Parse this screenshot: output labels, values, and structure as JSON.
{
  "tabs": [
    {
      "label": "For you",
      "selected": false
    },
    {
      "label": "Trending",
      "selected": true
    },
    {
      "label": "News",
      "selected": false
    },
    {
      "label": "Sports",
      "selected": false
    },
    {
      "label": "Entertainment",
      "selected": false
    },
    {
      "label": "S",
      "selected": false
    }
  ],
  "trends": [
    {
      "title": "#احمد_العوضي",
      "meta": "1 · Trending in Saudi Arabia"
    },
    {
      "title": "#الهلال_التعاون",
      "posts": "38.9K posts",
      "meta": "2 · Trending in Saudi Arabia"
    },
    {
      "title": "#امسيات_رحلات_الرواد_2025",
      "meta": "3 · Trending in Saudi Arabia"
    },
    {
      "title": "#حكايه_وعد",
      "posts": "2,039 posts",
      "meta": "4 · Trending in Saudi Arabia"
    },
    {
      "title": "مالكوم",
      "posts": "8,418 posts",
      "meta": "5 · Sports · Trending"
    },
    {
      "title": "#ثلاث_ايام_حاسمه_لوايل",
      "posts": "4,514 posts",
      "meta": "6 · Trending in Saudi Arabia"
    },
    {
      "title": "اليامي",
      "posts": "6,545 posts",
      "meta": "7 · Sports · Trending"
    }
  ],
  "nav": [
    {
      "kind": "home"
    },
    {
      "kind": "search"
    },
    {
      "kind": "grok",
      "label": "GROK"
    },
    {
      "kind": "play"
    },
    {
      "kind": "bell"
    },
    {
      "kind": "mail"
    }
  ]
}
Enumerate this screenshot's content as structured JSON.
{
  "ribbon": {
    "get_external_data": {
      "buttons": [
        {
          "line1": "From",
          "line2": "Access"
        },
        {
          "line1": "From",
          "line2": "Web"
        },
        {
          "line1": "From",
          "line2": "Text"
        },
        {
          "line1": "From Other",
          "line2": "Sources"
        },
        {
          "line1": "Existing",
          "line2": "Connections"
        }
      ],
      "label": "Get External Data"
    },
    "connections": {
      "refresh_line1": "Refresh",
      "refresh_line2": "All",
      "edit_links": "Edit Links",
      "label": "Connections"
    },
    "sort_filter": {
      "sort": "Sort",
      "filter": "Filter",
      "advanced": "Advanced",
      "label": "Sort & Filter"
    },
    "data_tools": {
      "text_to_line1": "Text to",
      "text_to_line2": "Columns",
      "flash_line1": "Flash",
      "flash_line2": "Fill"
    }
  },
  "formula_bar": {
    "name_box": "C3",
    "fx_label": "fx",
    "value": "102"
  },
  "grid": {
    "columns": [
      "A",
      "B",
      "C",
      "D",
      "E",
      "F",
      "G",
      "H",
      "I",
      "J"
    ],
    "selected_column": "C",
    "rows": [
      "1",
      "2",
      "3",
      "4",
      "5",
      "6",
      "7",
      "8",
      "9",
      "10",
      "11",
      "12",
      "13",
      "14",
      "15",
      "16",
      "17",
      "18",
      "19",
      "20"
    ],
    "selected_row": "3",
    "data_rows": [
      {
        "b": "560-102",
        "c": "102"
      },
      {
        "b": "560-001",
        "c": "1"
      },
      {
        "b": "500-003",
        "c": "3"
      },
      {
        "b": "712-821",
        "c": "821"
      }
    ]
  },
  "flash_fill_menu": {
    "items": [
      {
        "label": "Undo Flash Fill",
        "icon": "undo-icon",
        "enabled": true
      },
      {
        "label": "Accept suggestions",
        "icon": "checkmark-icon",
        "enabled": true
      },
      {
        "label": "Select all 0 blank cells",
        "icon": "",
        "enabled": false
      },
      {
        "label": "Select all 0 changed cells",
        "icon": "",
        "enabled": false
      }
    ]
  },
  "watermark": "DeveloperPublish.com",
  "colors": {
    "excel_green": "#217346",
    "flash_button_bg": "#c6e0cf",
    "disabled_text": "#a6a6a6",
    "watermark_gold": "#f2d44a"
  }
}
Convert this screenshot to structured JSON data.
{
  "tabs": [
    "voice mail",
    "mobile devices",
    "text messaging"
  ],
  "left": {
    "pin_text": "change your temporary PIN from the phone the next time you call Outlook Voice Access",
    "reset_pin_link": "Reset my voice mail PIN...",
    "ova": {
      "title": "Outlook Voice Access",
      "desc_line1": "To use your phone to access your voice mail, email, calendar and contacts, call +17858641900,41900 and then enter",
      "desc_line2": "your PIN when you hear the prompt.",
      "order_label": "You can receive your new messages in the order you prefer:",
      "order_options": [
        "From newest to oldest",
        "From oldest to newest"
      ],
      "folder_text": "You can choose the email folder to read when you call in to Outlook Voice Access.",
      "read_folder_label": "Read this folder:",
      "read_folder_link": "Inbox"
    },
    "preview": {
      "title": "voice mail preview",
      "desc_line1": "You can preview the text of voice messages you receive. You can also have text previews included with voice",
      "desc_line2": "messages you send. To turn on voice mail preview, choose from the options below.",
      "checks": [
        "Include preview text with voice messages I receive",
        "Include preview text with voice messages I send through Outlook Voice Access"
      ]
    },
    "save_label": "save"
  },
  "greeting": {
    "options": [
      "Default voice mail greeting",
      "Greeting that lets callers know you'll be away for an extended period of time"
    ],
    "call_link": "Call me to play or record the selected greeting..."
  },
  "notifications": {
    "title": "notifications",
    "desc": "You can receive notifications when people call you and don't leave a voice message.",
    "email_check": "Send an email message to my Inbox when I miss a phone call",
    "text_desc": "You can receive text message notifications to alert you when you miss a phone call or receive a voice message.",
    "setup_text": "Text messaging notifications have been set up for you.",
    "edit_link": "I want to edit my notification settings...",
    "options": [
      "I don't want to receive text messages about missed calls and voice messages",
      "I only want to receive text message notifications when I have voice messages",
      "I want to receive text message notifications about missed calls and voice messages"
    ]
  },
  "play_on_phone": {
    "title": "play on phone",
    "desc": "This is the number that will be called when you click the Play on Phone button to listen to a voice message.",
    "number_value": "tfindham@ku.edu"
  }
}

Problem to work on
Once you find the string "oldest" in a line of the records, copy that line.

Written solution
        "From newest to oldest",
        "From oldest to newest"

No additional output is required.